▶ [YOUR ASSIGNMENT]
Look for the word "name" in the material below, then report each line where it occurs.

▶ [INPUT DATA]
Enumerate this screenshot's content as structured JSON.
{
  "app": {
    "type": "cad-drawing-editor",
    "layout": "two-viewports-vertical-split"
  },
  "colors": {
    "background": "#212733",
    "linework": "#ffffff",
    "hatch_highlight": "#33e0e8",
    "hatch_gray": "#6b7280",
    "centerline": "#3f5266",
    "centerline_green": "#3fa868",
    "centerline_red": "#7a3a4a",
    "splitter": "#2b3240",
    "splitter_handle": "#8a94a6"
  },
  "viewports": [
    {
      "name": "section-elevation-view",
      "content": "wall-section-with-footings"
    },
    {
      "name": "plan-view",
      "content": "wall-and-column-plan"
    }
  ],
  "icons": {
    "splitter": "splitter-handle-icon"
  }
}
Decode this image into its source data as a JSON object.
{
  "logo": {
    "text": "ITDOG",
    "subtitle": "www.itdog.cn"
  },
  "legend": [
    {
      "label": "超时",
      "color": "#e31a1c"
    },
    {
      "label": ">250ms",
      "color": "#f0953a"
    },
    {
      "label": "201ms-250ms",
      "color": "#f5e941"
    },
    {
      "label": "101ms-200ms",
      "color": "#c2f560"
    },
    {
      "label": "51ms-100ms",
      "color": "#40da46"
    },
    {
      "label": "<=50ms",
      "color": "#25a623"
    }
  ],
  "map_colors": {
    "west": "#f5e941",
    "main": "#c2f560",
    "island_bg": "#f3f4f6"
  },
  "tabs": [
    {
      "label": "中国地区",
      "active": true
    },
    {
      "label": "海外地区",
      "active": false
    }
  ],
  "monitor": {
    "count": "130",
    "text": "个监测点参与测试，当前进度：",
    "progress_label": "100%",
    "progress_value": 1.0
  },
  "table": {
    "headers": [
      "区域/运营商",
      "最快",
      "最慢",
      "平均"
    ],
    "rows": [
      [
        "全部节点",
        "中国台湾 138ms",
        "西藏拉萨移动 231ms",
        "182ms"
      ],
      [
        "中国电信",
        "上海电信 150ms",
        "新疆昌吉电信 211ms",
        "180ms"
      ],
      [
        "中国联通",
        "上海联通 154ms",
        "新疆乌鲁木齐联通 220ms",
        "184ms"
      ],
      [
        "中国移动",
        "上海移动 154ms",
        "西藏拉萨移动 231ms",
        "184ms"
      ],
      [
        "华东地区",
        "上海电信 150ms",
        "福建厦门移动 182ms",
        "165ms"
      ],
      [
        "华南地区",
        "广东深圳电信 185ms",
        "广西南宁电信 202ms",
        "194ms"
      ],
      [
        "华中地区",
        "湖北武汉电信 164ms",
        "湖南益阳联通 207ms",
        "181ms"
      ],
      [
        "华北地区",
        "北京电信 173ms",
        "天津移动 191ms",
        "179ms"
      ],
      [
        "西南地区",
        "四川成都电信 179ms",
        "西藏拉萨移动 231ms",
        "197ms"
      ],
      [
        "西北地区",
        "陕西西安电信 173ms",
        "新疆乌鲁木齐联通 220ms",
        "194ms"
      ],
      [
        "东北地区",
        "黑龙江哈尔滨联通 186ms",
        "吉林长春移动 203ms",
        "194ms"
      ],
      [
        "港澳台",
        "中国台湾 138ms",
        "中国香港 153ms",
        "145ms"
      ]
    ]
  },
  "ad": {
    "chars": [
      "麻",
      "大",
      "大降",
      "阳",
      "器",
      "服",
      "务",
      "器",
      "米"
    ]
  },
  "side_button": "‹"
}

▶ [OUTPUT BELOW]
      "name": "section-elevation-view",
      "name": "plan-view",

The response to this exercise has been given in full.